hen in the course of elemental events it becomes necessary for one collection [of children] to dissolve the visual bands which have connected them with another and to assume among the powers of the framework, the separate and equal station to which the Laws of WPF and of WPF’s Disciples entitle them, a decent respect to the opinions of element-kind requires that they should declare the causes which impel them to the separation.
We hold these truths to be self-evident, that all elements are created equal, that they are endowed by their Parser with certain inalienable Rights, that among these are… well, pretty much just Liberty.
And the same thing goes for Logical children!
Okay, it’s very possible that I’m enjoying the HBO miniseries on John Adams just a little too much. 😉
Why am I declaring independence for visual and logical children?
Because of the coolness that it enables in WPF! If you’d like to know more about my epic struggle to free the visuals, please check out the article that I published this past weekend on The Code Project:
A few people have suggested that I should write a book called "Hacking WPF." (Okay, certainly no publishers have suggested such a thing… just some of the folks I work with.) I’m sure someone is already working on the book and I don’t think I could ever reconcile the book title with my view of what I do for a living. I like to think of myself as a moderately sophisticated developer (rather than a hacker) that embraces and leverages the strengths of the platform. BUT… If I ever were to write such a book, this would definitely be the type of article it would include!

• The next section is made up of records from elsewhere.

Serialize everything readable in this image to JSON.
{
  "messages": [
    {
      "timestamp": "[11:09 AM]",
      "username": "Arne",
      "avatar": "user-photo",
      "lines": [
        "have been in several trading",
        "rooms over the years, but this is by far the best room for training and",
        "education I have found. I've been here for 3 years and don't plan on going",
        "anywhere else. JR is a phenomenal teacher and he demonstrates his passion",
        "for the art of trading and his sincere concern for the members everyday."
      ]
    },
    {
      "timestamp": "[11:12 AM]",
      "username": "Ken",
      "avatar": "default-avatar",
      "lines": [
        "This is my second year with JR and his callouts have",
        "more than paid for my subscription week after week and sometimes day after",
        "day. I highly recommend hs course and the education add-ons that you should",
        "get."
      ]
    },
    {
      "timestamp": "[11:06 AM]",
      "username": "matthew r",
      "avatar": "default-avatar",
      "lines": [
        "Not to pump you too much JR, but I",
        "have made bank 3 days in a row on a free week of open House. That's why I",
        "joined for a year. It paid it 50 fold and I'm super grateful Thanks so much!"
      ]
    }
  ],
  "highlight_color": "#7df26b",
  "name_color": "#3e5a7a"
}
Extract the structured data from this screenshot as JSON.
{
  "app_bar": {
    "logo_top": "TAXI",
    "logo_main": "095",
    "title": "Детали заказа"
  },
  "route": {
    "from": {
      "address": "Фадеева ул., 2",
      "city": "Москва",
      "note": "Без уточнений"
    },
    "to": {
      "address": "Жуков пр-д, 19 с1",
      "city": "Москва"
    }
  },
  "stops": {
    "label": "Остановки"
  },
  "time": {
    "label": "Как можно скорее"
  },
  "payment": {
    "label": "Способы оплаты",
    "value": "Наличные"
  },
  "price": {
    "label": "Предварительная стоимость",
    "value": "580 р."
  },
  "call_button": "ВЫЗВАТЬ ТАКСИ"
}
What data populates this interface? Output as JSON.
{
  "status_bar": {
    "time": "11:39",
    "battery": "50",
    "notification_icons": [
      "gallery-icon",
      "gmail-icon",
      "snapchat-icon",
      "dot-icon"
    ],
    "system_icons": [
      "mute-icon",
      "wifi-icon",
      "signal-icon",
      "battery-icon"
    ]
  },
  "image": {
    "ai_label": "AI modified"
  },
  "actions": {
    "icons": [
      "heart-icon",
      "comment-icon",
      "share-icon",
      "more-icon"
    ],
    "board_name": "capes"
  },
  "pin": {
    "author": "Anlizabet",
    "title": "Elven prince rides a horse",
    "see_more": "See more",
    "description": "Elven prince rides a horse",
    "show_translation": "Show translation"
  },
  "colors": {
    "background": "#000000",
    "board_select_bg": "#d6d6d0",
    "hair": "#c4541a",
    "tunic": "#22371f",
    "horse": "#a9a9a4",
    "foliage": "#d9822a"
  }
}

Warning: It’s pretty geeky and perhaps on the advanced side of intermediate.